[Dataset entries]

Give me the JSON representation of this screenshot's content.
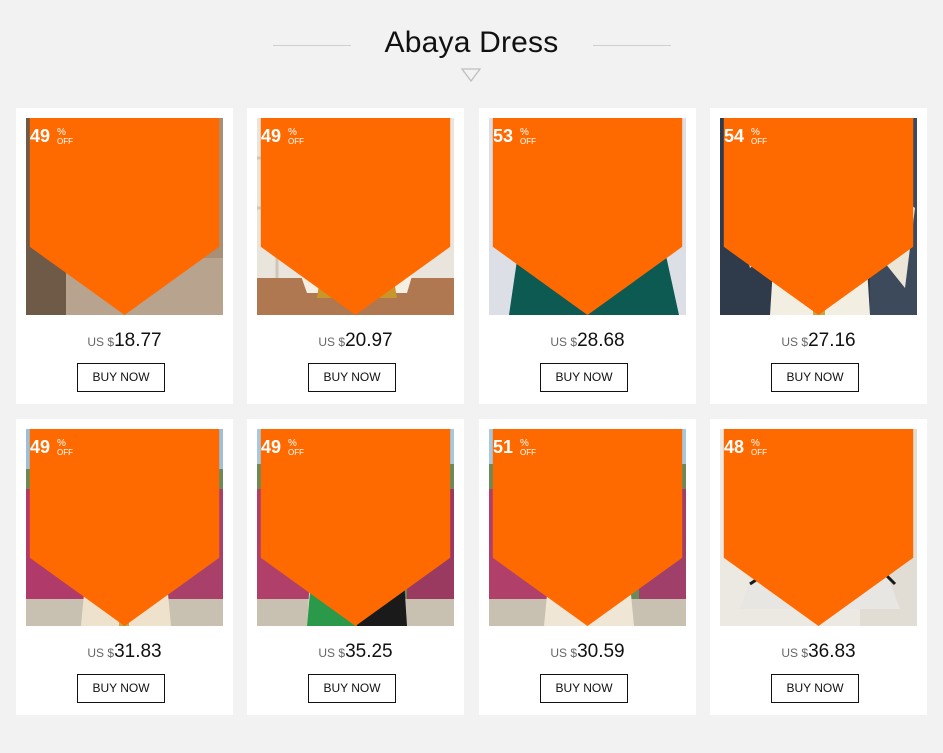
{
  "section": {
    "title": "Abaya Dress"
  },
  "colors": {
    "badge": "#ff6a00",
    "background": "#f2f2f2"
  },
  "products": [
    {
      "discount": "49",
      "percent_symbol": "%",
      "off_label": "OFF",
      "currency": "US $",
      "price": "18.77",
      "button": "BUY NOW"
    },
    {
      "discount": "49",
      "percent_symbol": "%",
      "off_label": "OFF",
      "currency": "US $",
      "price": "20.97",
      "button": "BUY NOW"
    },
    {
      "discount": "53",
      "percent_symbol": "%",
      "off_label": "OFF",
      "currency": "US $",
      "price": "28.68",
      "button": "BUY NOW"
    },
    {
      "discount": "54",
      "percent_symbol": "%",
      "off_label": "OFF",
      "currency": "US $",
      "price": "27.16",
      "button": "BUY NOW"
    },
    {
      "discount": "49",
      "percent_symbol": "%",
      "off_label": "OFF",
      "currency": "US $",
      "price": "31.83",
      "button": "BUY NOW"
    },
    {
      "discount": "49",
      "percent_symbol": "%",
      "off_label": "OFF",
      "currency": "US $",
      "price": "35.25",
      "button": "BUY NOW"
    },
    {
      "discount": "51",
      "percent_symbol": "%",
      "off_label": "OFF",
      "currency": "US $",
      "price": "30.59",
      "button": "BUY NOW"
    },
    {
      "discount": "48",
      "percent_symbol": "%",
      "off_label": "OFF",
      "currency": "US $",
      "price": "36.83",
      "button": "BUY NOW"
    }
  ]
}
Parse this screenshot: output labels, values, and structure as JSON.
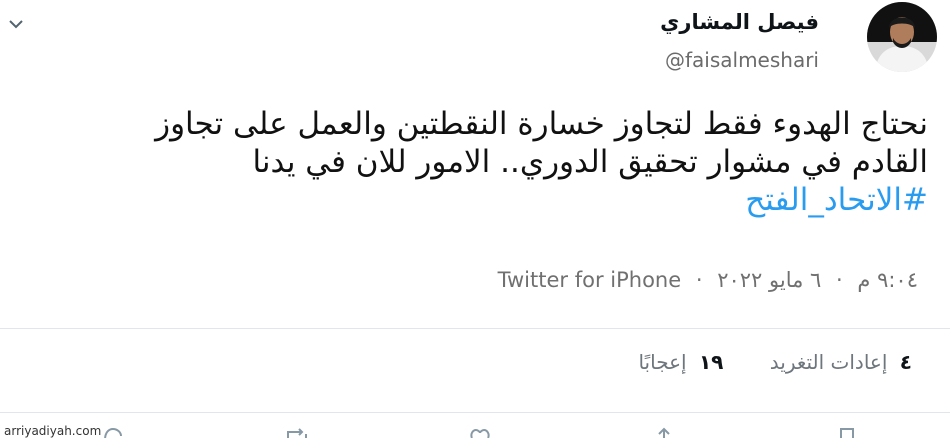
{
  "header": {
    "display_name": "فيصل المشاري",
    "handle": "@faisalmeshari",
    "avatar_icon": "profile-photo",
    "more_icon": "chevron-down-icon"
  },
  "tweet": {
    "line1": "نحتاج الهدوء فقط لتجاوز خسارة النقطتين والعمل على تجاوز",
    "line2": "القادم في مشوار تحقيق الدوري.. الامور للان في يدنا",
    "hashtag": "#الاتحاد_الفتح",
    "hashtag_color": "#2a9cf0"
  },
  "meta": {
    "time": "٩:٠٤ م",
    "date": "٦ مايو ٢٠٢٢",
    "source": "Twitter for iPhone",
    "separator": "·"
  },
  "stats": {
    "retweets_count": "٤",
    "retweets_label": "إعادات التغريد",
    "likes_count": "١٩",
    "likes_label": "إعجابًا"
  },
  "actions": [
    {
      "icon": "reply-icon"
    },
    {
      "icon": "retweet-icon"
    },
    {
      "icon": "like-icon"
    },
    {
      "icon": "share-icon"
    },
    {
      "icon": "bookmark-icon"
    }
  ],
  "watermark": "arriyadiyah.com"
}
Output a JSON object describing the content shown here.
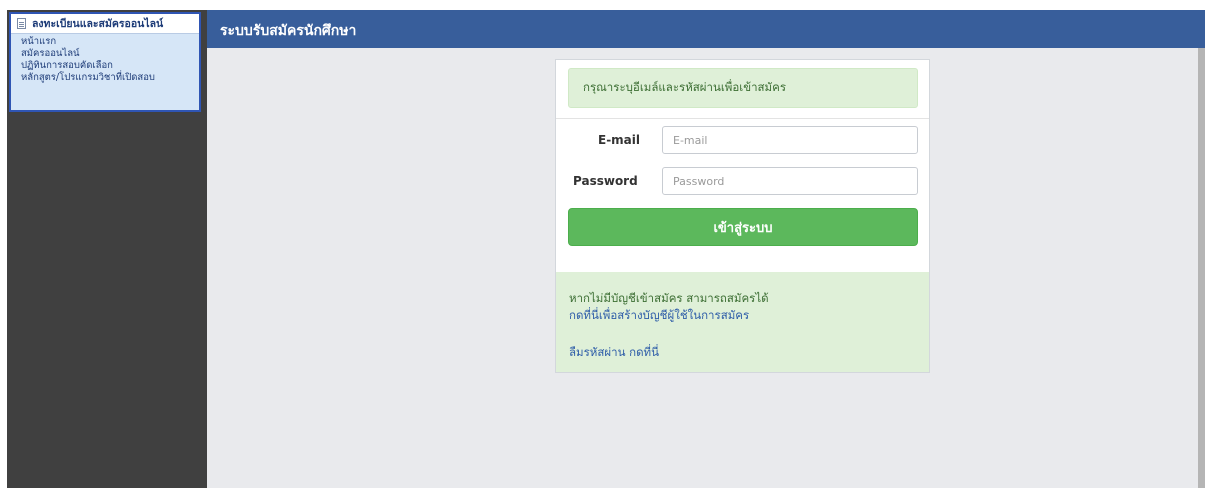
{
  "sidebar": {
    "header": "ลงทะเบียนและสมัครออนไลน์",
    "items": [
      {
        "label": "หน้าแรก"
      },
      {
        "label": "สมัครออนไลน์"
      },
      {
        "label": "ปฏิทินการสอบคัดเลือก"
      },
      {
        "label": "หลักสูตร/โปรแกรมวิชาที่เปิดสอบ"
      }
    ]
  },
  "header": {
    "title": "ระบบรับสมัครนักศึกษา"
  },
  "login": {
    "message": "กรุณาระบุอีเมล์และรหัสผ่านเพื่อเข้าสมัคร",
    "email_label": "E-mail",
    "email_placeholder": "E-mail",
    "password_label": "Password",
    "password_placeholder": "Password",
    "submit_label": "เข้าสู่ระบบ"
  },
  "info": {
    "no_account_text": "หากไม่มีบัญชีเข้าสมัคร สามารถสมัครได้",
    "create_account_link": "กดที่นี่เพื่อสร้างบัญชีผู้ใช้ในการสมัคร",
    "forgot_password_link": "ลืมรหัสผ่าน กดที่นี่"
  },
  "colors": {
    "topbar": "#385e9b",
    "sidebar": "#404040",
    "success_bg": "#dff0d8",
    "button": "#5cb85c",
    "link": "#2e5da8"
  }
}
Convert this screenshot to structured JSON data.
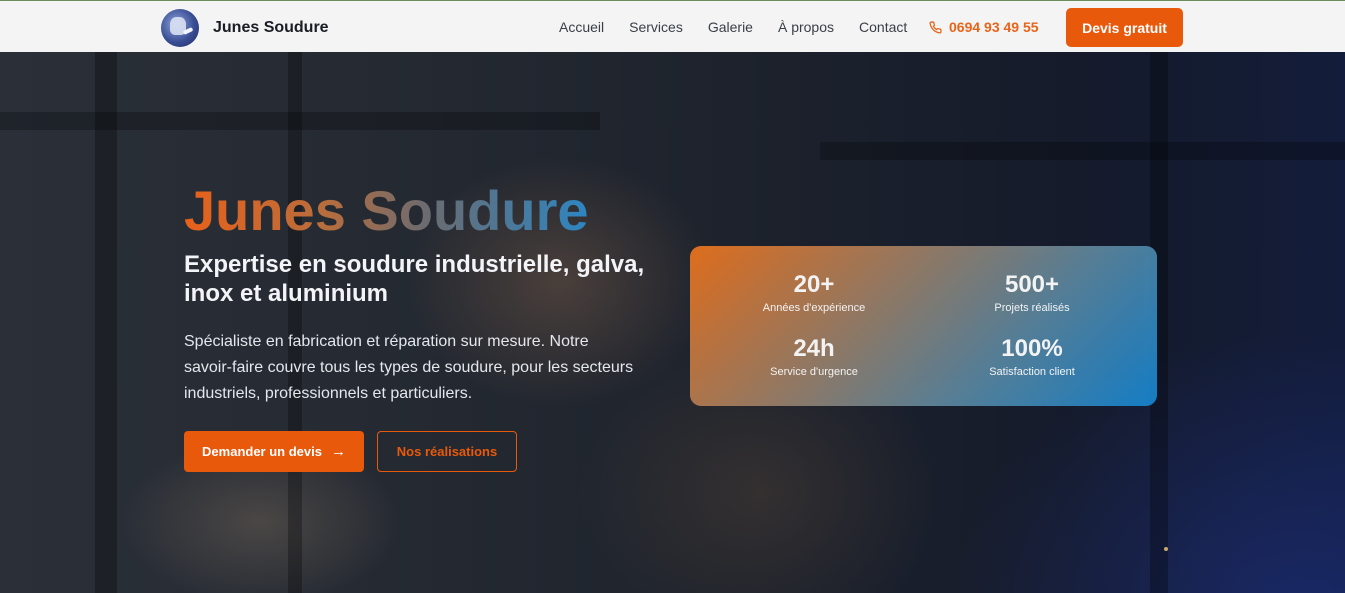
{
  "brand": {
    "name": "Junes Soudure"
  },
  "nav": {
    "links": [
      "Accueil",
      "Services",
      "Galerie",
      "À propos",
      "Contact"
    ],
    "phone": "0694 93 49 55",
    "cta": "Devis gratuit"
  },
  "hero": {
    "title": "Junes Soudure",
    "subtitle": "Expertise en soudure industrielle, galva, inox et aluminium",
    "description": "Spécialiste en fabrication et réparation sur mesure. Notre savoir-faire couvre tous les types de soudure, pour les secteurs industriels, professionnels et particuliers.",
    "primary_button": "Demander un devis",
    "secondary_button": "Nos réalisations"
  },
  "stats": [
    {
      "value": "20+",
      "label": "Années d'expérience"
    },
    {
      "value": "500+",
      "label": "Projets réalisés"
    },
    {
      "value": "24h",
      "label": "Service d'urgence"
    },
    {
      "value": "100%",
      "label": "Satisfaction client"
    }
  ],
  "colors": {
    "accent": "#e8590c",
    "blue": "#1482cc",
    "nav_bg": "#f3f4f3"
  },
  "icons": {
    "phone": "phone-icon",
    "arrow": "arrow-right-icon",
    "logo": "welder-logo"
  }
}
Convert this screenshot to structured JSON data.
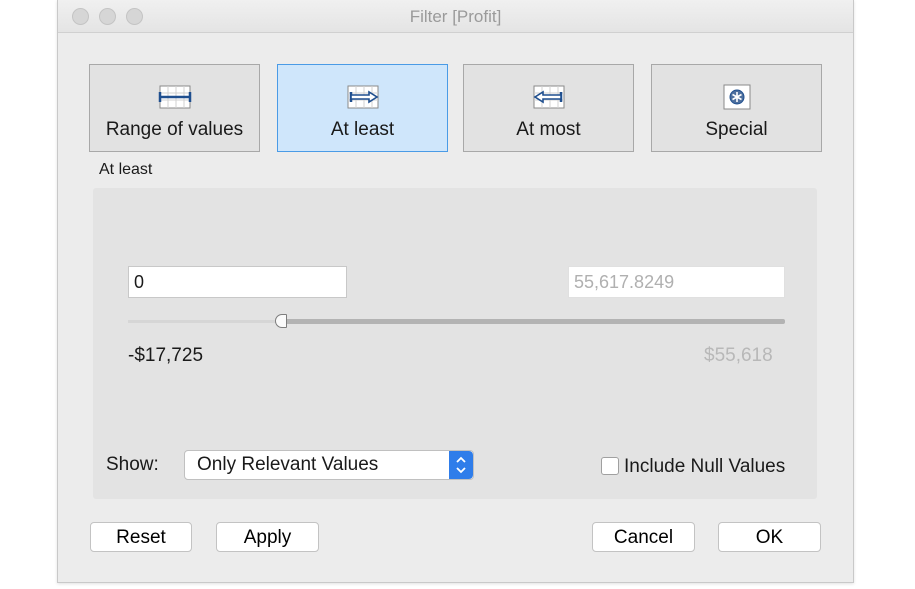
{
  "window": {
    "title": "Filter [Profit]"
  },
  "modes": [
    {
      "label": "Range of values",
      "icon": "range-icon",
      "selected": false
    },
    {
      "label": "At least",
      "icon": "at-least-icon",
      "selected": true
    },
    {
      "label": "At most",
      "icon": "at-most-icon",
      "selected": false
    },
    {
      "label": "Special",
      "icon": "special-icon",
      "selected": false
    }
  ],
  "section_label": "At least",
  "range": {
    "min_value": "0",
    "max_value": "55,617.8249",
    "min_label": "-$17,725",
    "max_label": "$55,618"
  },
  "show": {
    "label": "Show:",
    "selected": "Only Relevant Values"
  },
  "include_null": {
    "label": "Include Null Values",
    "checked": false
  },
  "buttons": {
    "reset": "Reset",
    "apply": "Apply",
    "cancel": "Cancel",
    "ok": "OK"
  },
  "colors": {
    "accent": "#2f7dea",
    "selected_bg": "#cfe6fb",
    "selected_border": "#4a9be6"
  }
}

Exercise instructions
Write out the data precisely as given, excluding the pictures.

Exercise answer
Give me the JSON representation of this screenshot's content.
{
  "section": {
    "title": "Abaya Dress"
  },
  "colors": {
    "badge": "#ff6a00",
    "background": "#f2f2f2"
  },
  "products": [
    {
      "discount": "49",
      "percent_symbol": "%",
      "off_label": "OFF",
      "currency": "US $",
      "price": "18.77",
      "button": "BUY NOW"
    },
    {
      "discount": "49",
      "percent_symbol": "%",
      "off_label": "OFF",
      "currency": "US $",
      "price": "20.97",
      "button": "BUY NOW"
    },
    {
      "discount": "53",
      "percent_symbol": "%",
      "off_label": "OFF",
      "currency": "US $",
      "price": "28.68",
      "button": "BUY NOW"
    },
    {
      "discount": "54",
      "percent_symbol": "%",
      "off_label": "OFF",
      "currency": "US $",
      "price": "27.16",
      "button": "BUY NOW"
    },
    {
      "discount": "49",
      "percent_symbol": "%",
      "off_label": "OFF",
      "currency": "US $",
      "price": "31.83",
      "button": "BUY NOW"
    },
    {
      "discount": "49",
      "percent_symbol": "%",
      "off_label": "OFF",
      "currency": "US $",
      "price": "35.25",
      "button": "BUY NOW"
    },
    {
      "discount": "51",
      "percent_symbol": "%",
      "off_label": "OFF",
      "currency": "US $",
      "price": "30.59",
      "button": "BUY NOW"
    },
    {
      "discount": "48",
      "percent_symbol": "%",
      "off_label": "OFF",
      "currency": "US $",
      "price": "36.83",
      "button": "BUY NOW"
    }
  ]
}
Parse this screenshot: output labels, values, and structure as JSON.
{
  "header": {
    "display_name": "فيصل المشاري",
    "handle": "@faisalmeshari",
    "avatar_icon": "profile-photo",
    "more_icon": "chevron-down-icon"
  },
  "tweet": {
    "line1": "نحتاج الهدوء فقط لتجاوز خسارة النقطتين والعمل على تجاوز",
    "line2": "القادم في مشوار تحقيق الدوري.. الامور للان في يدنا",
    "hashtag": "#الاتحاد_الفتح",
    "hashtag_color": "#2a9cf0"
  },
  "meta": {
    "time": "٩:٠٤ م",
    "date": "٦ مايو ٢٠٢٢",
    "source": "Twitter for iPhone",
    "separator": "·"
  },
  "stats": {
    "retweets_count": "٤",
    "retweets_label": "إعادات التغريد",
    "likes_count": "١٩",
    "likes_label": "إعجابًا"
  },
  "actions": [
    {
      "icon": "reply-icon"
    },
    {
      "icon": "retweet-icon"
    },
    {
      "icon": "like-icon"
    },
    {
      "icon": "share-icon"
    },
    {
      "icon": "bookmark-icon"
    }
  ],
  "watermark": "arriyadiyah.com"
}
Output a JSON object describing the content shown here.
{
  "sidebar": {
    "header": "ลงทะเบียนและสมัครออนไลน์",
    "items": [
      {
        "label": "หน้าแรก"
      },
      {
        "label": "สมัครออนไลน์"
      },
      {
        "label": "ปฏิทินการสอบคัดเลือก"
      },
      {
        "label": "หลักสูตร/โปรแกรมวิชาที่เปิดสอบ"
      }
    ]
  },
  "header": {
    "title": "ระบบรับสมัครนักศึกษา"
  },
  "login": {
    "message": "กรุณาระบุอีเมล์และรหัสผ่านเพื่อเข้าสมัคร",
    "email_label": "E-mail",
    "email_placeholder": "E-mail",
    "password_label": "Password",
    "password_placeholder": "Password",
    "submit_label": "เข้าสู่ระบบ"
  },
  "info": {
    "no_account_text": "หากไม่มีบัญชีเข้าสมัคร สามารถสมัครได้",
    "create_account_link": "กดที่นี่เพื่อสร้างบัญชีผู้ใช้ในการสมัคร",
    "forgot_password_link": "ลืมรหัสผ่าน กดที่นี่"
  },
  "colors": {
    "topbar": "#385e9b",
    "sidebar": "#404040",
    "success_bg": "#dff0d8",
    "button": "#5cb85c",
    "link": "#2e5da8"
  }
}
Convert this screenshot to structured JSON data.
{
  "brand": {
    "name": "Junes Soudure"
  },
  "nav": {
    "links": [
      "Accueil",
      "Services",
      "Galerie",
      "À propos",
      "Contact"
    ],
    "phone": "0694 93 49 55",
    "cta": "Devis gratuit"
  },
  "hero": {
    "title": "Junes Soudure",
    "subtitle": "Expertise en soudure industrielle, galva, inox et aluminium",
    "description": "Spécialiste en fabrication et réparation sur mesure. Notre savoir-faire couvre tous les types de soudure, pour les secteurs industriels, professionnels et particuliers.",
    "primary_button": "Demander un devis",
    "secondary_button": "Nos réalisations"
  },
  "stats": [
    {
      "value": "20+",
      "label": "Années d'expérience"
    },
    {
      "value": "500+",
      "label": "Projets réalisés"
    },
    {
      "value": "24h",
      "label": "Service d'urgence"
    },
    {
      "value": "100%",
      "label": "Satisfaction client"
    }
  ],
  "colors": {
    "accent": "#e8590c",
    "blue": "#1482cc",
    "nav_bg": "#f3f4f3"
  },
  "icons": {
    "phone": "phone-icon",
    "arrow": "arrow-right-icon",
    "logo": "welder-logo"
  }
}
Convert this screenshot to structured JSON data.
{
  "window": {
    "title": "Filter [Profit]"
  },
  "modes": [
    {
      "label": "Range of values",
      "icon": "range-icon",
      "selected": false
    },
    {
      "label": "At least",
      "icon": "at-least-icon",
      "selected": true
    },
    {
      "label": "At most",
      "icon": "at-most-icon",
      "selected": false
    },
    {
      "label": "Special",
      "icon": "special-icon",
      "selected": false
    }
  ],
  "section_label": "At least",
  "range": {
    "min_value": "0",
    "max_value": "55,617.8249",
    "min_label": "-$17,725",
    "max_label": "$55,618"
  },
  "show": {
    "label": "Show:",
    "selected": "Only Relevant Values"
  },
  "include_null": {
    "label": "Include Null Values",
    "checked": false
  },
  "buttons": {
    "reset": "Reset",
    "apply": "Apply",
    "cancel": "Cancel",
    "ok": "OK"
  },
  "colors": {
    "accent": "#2f7dea",
    "selected_bg": "#cfe6fb",
    "selected_border": "#4a9be6"
  }
}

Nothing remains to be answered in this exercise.